Tell me about… exhaust gas
By Simon Hargreaves
There are two things worth knowing about exhaust gas: 1) what’s in it, and 2) how it behaves.
What’s in exhaust gas?
For the most part, nothing toxic. Most of it (70%) is nitrogen (which has gone in one end and come out the other unchanged), and water vapour (12%). The trouble starts with carbon dioxide (14%), which is also non-toxic but which contributes to Britain’s most successful export, talking about the weather (or Global Warming/Climate Change, as it’s called).
The connection between ‘man-made’ CO2 and global warming is, depending on who you believe, incontrovertible, tenuous or a fallacy. Either way it’s worth taking seriously, in a sort of green Pascal’s wager, because we’ve nothing to lose by accepting it and a whole planet to lose if we don’t.
But if CO2 is a long-term nasty, there’s plenty of other badness. Some of it comes from incomplete or inefficient combustion (an inherent characteristic of internal combustion engines) and some from photochemical reactions between the exhaust gas and sunlight in the atmosphere.
Carbon monoxide (1.5%) comes from partially oxidised carbon in the fuel and reduces oxygen in the blood causing a loss of consciousness and, soon after, death. It’s colourless, tasteless and has no smell, which is why it was once a popular method of dispatching oneself. Hydrocarbons (0.25% or less) come from unburned or part-burned fuel react in sunlight to form, among other things, ozone. Ozone is good high in the stratosphere, where it soaks up UV radiation but at ground level it causes severe breathing problems. Most breeds of exhaust hydrocarbons, like benzene, are carcinogenic. Then there are nitrogen oxides (0.25% or less) made from nitrogen combining with oxygen under high pressure and temperatures. NOx combines with hydrocarbons to form ozone, and also forms acid rain. There are also significant traces of peroxyacyl nitrates (lung and eye irritants), aldehydes (carcinogens).

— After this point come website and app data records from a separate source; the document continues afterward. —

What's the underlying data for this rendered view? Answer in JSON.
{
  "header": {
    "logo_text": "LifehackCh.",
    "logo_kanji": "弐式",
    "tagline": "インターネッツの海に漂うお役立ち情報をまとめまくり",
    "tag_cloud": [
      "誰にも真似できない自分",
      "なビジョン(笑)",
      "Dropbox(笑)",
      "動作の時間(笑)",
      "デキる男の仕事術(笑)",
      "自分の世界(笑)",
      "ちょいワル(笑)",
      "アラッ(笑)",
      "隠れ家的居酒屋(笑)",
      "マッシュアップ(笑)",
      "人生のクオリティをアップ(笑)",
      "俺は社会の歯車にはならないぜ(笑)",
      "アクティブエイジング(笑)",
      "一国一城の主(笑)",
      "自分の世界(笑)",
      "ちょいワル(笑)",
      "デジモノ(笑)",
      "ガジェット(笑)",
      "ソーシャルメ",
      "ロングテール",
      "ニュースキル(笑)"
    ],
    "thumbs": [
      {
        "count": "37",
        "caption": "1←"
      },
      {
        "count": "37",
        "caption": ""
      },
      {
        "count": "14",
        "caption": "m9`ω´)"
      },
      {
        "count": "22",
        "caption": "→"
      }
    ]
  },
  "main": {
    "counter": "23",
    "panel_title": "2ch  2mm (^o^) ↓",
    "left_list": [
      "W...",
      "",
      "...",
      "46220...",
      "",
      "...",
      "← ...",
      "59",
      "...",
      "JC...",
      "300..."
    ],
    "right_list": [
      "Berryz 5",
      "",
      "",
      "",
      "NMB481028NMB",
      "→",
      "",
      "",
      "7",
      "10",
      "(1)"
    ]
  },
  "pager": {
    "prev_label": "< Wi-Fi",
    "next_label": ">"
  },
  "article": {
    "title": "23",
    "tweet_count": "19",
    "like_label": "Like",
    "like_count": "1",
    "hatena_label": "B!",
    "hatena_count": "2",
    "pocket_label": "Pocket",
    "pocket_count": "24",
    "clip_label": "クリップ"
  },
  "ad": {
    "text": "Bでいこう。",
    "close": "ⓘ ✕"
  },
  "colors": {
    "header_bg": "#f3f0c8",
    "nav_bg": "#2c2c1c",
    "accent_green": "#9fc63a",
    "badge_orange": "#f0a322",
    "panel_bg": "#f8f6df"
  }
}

It sound fairly unpleasant bunch of stuff, and it is. You wouldn’t want to be stuck in a lift with that lot, which is why emissions regulations exist.
How does exhaust gas behave?
This is much more interesting because it’s about how well an engine breathes, and how well an engine breathes is a measure of how efficient it is; how good it is at making torque and power.
You’d think, once you’d done the useful combustion bit of a four-stroke cycle, the exhaust stroke is all about getting rid of the spent mixture as quickly as possible. And it is, which is why the shape and dimensions of exhaust headers and pipes is crucial to aiding that gas flow.
But the engine is effectively a pump, and does not process gas at a constant velocity; piston motion and valve events set up pulsating pressure waves in the gas movement. By managing the timing of these waves – which reflect up and down both intake and exhaust – they can be used to help the engine work more efficiently (or, if you get it wrong, less efficiently). For example, if an exhaust header is ‘tuned’ dimensionally to the right length and shape, it can deliver a negative pressure wave at the exhaust port when the exhaust valve opens, which helps draw out the spent mixture from the cylinder faster than it would otherwise move. If the inlet valve is open – during overlap – the same wave can help draw fresh charge in. This is called cylinder scavenging.
One problem is the ‘helpful’ negative pressure waves can only be timed to occur at specific engine revs – which is why manufacturers developed various types of exhaust valve to help broaden the spread of revs at which useful exhaust waves will be reflected. In BMW’s S1000RR and the new GSX-R1000R, the headers feature linking pipes with valves solenoid-driven valves to make use of these waves.
One of the bummers about exhaust gas is it’s wasted energy. Internal combustion engines only convert around 20 - 25 per cent of the fuel’s energy into work (or torque, and then that’s not counting how much is subsequently lost to friction, noise, aero drag etc). Of the remaining 70 – 75 per cent, around half is lost as heat through cylinder walls into the cooling system, and the other half goes out the exhaust. Which is why, on the face of it, turbos are such a good idea – using knietic exhaust gas energy to stuff more air into the engine. Some automotive manufacturers also use exhaust heat to generate more power – BMW’s system is called the Turbosteamer (those Germans, eh?) and it uses exhaust heat to drive a steam-powered turbine to augment engine torque and increase efficiency.
Not sure how you’d fit that on a bike, where space is already at a premium. But it would be fun trying.